Thirty years and 30 pounds later, I was making my comeback. I couldn't wait to check out the competition. There they were -- four kids, aged 7 to 13. That's right -- a total of five runners, including me. And I was old enough to be their (youthful) grandfather.
The pressures for obtaining a convenient and comfortable home is still very evident as real estate in Kingston, and many other Canadian college towns, is slowly being exploited to the market imbalance of the newly emerging student housing business.
To try and reach back there, I'm going straight to the source. Not to new books like Joseph Tirella's Tomorrow-Land, but to a dust-blanketed old one. It's one that's been wedged in the back of my shelf since the summer of 1964: The Official Guide to the New York World's Fair.
That's the magic of this city. There's always something to do, something to see, something to hold or taste or smell or read and every reason to be unapologetically enthusiastic about every single moment of it.
Manhattan and its neighboring boroughs are home to some of the world's best restaurants, museums and attractions. But New York is not just a destination. It's also a home. For more than 8 million residents, the city does sleep.

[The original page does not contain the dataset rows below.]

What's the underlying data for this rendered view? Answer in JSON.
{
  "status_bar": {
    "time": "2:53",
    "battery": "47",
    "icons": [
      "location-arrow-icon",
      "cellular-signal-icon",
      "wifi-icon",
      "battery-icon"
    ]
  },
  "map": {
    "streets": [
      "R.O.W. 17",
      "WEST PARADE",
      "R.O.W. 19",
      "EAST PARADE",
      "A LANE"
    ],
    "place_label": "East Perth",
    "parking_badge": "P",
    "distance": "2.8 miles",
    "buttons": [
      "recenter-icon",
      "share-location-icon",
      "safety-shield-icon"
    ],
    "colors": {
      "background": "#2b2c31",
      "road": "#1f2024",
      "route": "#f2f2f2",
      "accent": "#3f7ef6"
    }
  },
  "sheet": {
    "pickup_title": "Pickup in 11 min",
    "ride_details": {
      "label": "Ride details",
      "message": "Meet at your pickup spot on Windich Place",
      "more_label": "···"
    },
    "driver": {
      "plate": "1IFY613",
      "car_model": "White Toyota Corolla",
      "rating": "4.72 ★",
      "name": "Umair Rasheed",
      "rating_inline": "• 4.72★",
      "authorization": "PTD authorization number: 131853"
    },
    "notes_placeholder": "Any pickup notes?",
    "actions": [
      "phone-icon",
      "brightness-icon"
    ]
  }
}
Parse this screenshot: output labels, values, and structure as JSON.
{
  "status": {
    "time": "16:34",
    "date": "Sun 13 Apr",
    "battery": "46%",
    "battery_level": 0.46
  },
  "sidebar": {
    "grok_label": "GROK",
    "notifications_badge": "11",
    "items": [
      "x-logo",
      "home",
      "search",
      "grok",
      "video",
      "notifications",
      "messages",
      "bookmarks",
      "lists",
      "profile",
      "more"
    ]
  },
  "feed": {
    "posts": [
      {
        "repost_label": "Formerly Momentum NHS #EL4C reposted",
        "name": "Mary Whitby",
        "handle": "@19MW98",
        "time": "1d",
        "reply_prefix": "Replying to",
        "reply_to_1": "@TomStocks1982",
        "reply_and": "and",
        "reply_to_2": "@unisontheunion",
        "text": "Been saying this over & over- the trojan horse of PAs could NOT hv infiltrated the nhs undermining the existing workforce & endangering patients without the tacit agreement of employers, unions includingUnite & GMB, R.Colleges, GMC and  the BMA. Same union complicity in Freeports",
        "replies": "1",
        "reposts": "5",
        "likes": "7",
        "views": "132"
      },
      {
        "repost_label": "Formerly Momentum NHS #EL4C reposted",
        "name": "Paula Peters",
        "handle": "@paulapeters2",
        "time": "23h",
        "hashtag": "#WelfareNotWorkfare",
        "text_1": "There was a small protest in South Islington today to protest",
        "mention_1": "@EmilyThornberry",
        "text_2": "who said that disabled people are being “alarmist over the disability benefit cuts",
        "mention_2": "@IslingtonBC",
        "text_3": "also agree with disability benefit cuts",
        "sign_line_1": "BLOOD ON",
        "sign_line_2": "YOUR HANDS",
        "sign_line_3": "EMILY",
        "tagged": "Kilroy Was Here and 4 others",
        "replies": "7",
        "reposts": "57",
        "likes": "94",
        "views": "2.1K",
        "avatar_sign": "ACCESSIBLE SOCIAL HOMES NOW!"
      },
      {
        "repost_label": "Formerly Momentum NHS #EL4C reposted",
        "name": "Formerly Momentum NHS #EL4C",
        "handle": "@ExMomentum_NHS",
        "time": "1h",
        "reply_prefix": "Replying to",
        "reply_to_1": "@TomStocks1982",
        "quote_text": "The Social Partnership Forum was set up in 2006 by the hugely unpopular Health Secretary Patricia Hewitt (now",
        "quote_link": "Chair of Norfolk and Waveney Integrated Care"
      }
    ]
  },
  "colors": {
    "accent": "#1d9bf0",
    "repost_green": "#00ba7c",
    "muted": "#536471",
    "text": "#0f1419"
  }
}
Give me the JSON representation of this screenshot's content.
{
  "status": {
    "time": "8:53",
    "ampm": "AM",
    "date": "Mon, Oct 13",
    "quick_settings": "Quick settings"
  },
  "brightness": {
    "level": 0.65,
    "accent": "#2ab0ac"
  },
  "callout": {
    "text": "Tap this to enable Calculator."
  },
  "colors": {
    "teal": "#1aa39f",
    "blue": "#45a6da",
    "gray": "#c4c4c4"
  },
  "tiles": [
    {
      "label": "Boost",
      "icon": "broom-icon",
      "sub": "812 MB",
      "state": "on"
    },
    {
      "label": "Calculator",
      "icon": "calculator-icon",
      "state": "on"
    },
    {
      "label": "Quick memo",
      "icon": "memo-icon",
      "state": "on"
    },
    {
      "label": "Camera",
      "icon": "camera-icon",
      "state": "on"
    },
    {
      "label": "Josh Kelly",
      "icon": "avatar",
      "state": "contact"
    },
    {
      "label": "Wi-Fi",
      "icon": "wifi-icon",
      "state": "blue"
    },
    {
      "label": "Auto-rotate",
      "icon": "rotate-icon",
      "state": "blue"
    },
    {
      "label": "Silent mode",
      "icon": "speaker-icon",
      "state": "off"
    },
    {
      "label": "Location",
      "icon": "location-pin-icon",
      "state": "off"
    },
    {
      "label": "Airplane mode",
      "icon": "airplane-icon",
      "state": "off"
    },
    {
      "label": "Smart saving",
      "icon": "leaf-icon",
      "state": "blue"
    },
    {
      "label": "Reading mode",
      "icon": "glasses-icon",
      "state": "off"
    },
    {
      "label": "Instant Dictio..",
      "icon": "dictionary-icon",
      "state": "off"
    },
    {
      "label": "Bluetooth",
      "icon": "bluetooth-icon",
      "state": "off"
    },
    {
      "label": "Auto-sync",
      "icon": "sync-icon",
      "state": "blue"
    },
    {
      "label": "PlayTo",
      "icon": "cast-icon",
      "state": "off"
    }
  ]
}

Sister Tesa Fitzgerald is devoted to motherhood. As a nun in the order of Saint Joseph of Brentwood, she lives and works in Queens, running the organization she founded, Hour Children, to serve as a halfway house for women emerging from prison.